- What you should do: Return every entry exactly as written, with the pictures removed.

════

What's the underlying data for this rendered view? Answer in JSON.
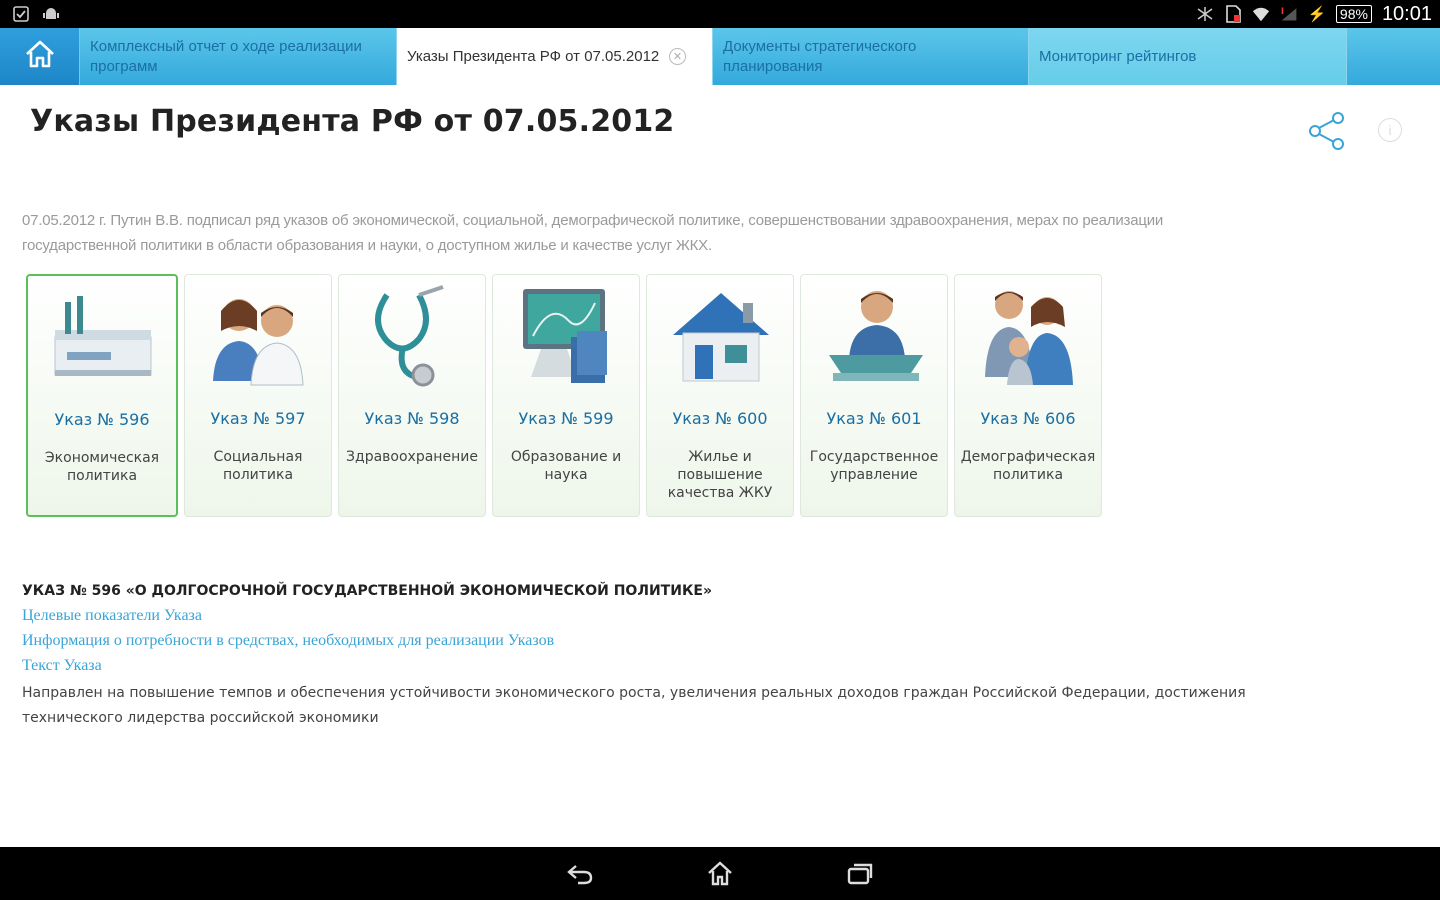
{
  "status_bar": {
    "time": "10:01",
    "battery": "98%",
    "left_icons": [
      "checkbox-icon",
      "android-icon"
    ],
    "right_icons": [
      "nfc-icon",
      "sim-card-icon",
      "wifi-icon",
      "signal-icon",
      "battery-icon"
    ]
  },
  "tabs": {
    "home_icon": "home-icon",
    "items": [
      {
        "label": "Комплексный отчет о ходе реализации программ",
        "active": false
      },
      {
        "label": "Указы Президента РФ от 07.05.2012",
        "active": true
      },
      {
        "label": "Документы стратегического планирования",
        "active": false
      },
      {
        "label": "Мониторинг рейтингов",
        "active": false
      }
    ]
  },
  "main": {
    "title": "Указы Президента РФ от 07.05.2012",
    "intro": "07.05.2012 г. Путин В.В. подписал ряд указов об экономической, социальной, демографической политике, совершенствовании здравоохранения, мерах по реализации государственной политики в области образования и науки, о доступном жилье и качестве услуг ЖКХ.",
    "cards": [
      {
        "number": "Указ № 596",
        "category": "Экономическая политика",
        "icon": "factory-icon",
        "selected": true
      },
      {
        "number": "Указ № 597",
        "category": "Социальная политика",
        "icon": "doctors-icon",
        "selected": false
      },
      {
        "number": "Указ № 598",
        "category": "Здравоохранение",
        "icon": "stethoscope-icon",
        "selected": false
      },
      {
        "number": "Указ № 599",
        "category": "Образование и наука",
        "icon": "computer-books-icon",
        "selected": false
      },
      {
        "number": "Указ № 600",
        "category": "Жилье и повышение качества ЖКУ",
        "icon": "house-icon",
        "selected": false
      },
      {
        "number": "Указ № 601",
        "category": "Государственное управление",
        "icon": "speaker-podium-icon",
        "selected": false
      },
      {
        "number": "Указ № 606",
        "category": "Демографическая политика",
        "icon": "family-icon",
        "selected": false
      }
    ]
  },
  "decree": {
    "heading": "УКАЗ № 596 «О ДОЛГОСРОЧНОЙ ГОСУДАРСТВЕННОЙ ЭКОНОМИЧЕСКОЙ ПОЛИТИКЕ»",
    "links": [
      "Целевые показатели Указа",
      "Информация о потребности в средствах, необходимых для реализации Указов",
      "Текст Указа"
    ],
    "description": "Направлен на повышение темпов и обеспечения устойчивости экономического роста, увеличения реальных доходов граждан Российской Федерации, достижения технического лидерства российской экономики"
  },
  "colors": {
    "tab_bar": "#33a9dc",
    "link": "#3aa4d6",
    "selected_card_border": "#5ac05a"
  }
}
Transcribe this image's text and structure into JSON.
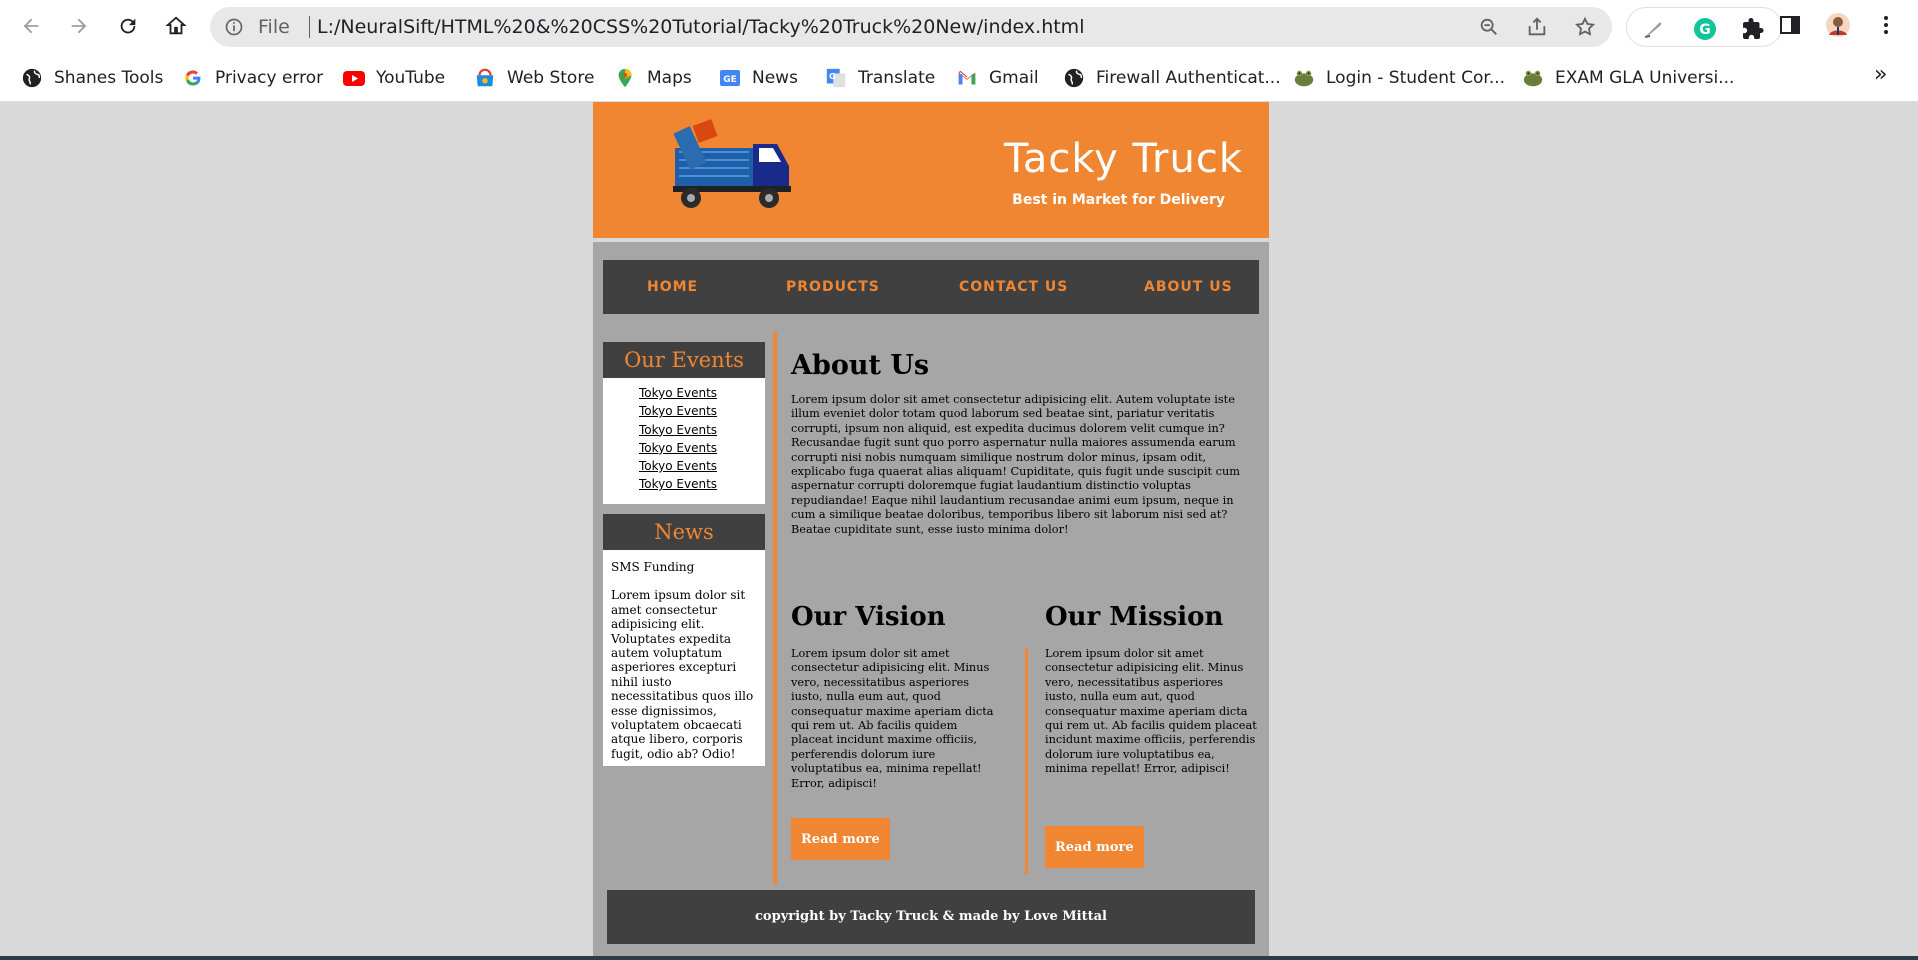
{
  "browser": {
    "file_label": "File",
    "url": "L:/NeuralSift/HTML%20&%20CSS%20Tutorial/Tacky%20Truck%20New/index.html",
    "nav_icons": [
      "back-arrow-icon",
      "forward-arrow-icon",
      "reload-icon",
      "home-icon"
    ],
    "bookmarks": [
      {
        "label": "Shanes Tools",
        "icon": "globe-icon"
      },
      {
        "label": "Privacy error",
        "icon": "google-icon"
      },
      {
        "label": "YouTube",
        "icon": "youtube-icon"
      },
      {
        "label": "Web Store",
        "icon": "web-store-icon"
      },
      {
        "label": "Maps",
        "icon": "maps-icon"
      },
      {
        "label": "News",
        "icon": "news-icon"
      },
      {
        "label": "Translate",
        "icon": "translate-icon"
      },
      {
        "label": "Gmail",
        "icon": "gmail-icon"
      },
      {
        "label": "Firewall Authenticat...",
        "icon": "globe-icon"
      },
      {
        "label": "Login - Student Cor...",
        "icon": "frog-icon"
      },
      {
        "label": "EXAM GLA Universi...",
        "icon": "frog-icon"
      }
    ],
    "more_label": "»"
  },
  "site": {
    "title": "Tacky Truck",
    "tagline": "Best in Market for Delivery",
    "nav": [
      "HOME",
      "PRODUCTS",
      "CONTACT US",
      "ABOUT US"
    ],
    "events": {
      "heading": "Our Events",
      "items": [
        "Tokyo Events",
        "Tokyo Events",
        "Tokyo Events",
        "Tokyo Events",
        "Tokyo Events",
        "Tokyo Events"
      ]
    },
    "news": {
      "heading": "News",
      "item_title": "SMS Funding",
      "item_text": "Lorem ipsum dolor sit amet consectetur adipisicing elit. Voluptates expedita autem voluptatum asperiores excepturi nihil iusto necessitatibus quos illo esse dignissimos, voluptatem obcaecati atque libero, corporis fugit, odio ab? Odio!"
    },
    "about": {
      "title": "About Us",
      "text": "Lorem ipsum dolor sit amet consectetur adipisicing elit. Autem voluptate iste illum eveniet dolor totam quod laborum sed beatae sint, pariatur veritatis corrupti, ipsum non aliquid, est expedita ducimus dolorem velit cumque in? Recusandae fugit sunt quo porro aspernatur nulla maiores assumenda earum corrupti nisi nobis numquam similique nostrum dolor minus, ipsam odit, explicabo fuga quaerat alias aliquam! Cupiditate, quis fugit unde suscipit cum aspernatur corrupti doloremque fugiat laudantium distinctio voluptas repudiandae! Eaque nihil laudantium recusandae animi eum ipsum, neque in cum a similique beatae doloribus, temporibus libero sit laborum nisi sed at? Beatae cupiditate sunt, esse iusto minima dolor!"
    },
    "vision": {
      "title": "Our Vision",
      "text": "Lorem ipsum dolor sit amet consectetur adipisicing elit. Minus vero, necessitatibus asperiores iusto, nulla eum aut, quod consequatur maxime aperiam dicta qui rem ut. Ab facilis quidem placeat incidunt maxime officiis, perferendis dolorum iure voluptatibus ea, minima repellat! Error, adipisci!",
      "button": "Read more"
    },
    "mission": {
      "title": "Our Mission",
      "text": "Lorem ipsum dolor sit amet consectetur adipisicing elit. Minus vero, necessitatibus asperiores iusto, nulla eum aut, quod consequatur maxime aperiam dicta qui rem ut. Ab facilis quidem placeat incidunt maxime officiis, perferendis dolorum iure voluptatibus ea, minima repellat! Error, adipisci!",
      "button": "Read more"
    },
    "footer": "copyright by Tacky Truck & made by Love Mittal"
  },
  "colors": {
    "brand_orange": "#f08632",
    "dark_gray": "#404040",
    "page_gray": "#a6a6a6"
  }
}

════

- Task result:
What's the underlying data for this rendered view? Answer in JSON.
{
  "status_bar": {
    "time": "10:01",
    "battery": "98%",
    "left_icons": [
      "checkbox-icon",
      "android-icon"
    ],
    "right_icons": [
      "nfc-icon",
      "sim-card-icon",
      "wifi-icon",
      "signal-icon",
      "battery-icon"
    ]
  },
  "tabs": {
    "home_icon": "home-icon",
    "items": [
      {
        "label": "Комплексный отчет о ходе реализации программ",
        "active": false
      },
      {
        "label": "Указы Президента РФ от 07.05.2012",
        "active": true
      },
      {
        "label": "Документы стратегического планирования",
        "active": false
      },
      {
        "label": "Мониторинг рейтингов",
        "active": false
      }
    ]
  },
  "main": {
    "title": "Указы Президента РФ от 07.05.2012",
    "intro": "07.05.2012 г. Путин В.В. подписал ряд указов об экономической, социальной, демографической политике, совершенствовании здравоохранения, мерах по реализации государственной политики в области образования и науки, о доступном жилье и качестве услуг ЖКХ.",
    "cards": [
      {
        "number": "Указ № 596",
        "category": "Экономическая политика",
        "icon": "factory-icon",
        "selected": true
      },
      {
        "number": "Указ № 597",
        "category": "Социальная политика",
        "icon": "doctors-icon",
        "selected": false
      },
      {
        "number": "Указ № 598",
        "category": "Здравоохранение",
        "icon": "stethoscope-icon",
        "selected": false
      },
      {
        "number": "Указ № 599",
        "category": "Образование и наука",
        "icon": "computer-books-icon",
        "selected": false
      },
      {
        "number": "Указ № 600",
        "category": "Жилье и повышение качества ЖКУ",
        "icon": "house-icon",
        "selected": false
      },
      {
        "number": "Указ № 601",
        "category": "Государственное управление",
        "icon": "speaker-podium-icon",
        "selected": false
      },
      {
        "number": "Указ № 606",
        "category": "Демографическая политика",
        "icon": "family-icon",
        "selected": false
      }
    ]
  },
  "decree": {
    "heading": "УКАЗ № 596 «О ДОЛГОСРОЧНОЙ ГОСУДАРСТВЕННОЙ ЭКОНОМИЧЕСКОЙ ПОЛИТИКЕ»",
    "links": [
      "Целевые показатели Указа",
      "Информация о потребности в средствах, необходимых для реализации Указов",
      "Текст Указа"
    ],
    "description": "Направлен на повышение темпов и обеспечения устойчивости экономического роста, увеличения реальных доходов граждан Российской Федерации, достижения технического лидерства российской экономики"
  },
  "colors": {
    "tab_bar": "#33a9dc",
    "link": "#3aa4d6",
    "selected_card_border": "#5ac05a"
  }
}
Transcribe this image's text and structure into JSON.
{
  "browser": {
    "file_label": "File",
    "url": "L:/NeuralSift/HTML%20&%20CSS%20Tutorial/Tacky%20Truck%20New/index.html",
    "nav_icons": [
      "back-arrow-icon",
      "forward-arrow-icon",
      "reload-icon",
      "home-icon"
    ],
    "bookmarks": [
      {
        "label": "Shanes Tools",
        "icon": "globe-icon"
      },
      {
        "label": "Privacy error",
        "icon": "google-icon"
      },
      {
        "label": "YouTube",
        "icon": "youtube-icon"
      },
      {
        "label": "Web Store",
        "icon": "web-store-icon"
      },
      {
        "label": "Maps",
        "icon": "maps-icon"
      },
      {
        "label": "News",
        "icon": "news-icon"
      },
      {
        "label": "Translate",
        "icon": "translate-icon"
      },
      {
        "label": "Gmail",
        "icon": "gmail-icon"
      },
      {
        "label": "Firewall Authenticat...",
        "icon": "globe-icon"
      },
      {
        "label": "Login - Student Cor...",
        "icon": "frog-icon"
      },
      {
        "label": "EXAM GLA Universi...",
        "icon": "frog-icon"
      }
    ],
    "more_label": "»"
  },
  "site": {
    "title": "Tacky Truck",
    "tagline": "Best in Market for Delivery",
    "nav": [
      "HOME",
      "PRODUCTS",
      "CONTACT US",
      "ABOUT US"
    ],
    "events": {
      "heading": "Our Events",
      "items": [
        "Tokyo Events",
        "Tokyo Events",
        "Tokyo Events",
        "Tokyo Events",
        "Tokyo Events",
        "Tokyo Events"
      ]
    },
    "news": {
      "heading": "News",
      "item_title": "SMS Funding",
      "item_text": "Lorem ipsum dolor sit amet consectetur adipisicing elit. Voluptates expedita autem voluptatum asperiores excepturi nihil iusto necessitatibus quos illo esse dignissimos, voluptatem obcaecati atque libero, corporis fugit, odio ab? Odio!"
    },
    "about": {
      "title": "About Us",
      "text": "Lorem ipsum dolor sit amet consectetur adipisicing elit. Autem voluptate iste illum eveniet dolor totam quod laborum sed beatae sint, pariatur veritatis corrupti, ipsum non aliquid, est expedita ducimus dolorem velit cumque in? Recusandae fugit sunt quo porro aspernatur nulla maiores assumenda earum corrupti nisi nobis numquam similique nostrum dolor minus, ipsam odit, explicabo fuga quaerat alias aliquam! Cupiditate, quis fugit unde suscipit cum aspernatur corrupti doloremque fugiat laudantium distinctio voluptas repudiandae! Eaque nihil laudantium recusandae animi eum ipsum, neque in cum a similique beatae doloribus, temporibus libero sit laborum nisi sed at? Beatae cupiditate sunt, esse iusto minima dolor!"
    },
    "vision": {
      "title": "Our Vision",
      "text": "Lorem ipsum dolor sit amet consectetur adipisicing elit. Minus vero, necessitatibus asperiores iusto, nulla eum aut, quod consequatur maxime aperiam dicta qui rem ut. Ab facilis quidem placeat incidunt maxime officiis, perferendis dolorum iure voluptatibus ea, minima repellat! Error, adipisci!",
      "button": "Read more"
    },
    "mission": {
      "title": "Our Mission",
      "text": "Lorem ipsum dolor sit amet consectetur adipisicing elit. Minus vero, necessitatibus asperiores iusto, nulla eum aut, quod consequatur maxime aperiam dicta qui rem ut. Ab facilis quidem placeat incidunt maxime officiis, perferendis dolorum iure voluptatibus ea, minima repellat! Error, adipisci!",
      "button": "Read more"
    },
    "footer": "copyright by Tacky Truck & made by Love Mittal"
  },
  "colors": {
    "brand_orange": "#f08632",
    "dark_gray": "#404040",
    "page_gray": "#a6a6a6"
  }
}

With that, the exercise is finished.